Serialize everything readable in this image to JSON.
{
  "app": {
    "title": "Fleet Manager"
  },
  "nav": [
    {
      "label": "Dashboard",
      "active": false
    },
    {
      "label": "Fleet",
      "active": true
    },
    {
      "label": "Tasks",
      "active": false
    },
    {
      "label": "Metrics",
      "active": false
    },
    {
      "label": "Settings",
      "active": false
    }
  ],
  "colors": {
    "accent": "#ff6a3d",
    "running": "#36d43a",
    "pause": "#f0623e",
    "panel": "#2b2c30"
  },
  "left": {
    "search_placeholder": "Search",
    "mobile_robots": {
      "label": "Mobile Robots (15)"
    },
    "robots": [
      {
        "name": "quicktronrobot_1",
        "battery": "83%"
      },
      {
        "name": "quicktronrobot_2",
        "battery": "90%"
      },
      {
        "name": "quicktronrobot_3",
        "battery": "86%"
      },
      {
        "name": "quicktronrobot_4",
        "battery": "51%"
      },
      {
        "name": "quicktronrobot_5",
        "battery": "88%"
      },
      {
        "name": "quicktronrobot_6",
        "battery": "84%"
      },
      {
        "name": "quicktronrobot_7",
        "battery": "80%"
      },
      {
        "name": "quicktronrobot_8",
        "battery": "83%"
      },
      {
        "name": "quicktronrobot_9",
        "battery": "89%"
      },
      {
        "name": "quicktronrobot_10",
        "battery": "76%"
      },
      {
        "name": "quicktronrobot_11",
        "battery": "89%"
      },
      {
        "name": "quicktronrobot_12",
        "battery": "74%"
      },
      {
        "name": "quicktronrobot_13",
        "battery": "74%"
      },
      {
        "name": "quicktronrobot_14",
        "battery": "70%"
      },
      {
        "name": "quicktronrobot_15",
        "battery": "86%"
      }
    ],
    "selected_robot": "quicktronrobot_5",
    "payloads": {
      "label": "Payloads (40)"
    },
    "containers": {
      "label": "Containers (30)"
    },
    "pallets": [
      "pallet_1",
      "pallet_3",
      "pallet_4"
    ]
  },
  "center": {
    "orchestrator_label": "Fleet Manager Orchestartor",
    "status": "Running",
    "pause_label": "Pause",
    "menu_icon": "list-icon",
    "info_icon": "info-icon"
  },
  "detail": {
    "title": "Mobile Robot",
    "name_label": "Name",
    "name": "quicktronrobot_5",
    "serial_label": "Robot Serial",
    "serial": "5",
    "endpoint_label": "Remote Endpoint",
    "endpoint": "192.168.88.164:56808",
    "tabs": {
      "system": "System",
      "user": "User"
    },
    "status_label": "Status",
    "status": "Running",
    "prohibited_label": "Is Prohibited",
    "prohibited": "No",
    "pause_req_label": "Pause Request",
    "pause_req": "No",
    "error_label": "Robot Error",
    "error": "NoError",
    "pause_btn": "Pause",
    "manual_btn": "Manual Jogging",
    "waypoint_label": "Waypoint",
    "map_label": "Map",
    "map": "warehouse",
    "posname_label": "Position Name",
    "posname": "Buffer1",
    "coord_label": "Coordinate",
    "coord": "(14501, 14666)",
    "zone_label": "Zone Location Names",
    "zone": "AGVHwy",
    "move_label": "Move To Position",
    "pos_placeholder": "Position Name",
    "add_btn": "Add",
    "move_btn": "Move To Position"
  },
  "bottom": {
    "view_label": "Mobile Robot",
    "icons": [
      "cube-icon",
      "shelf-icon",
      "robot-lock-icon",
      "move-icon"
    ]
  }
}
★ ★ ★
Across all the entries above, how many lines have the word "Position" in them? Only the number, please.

Solution for this task: 4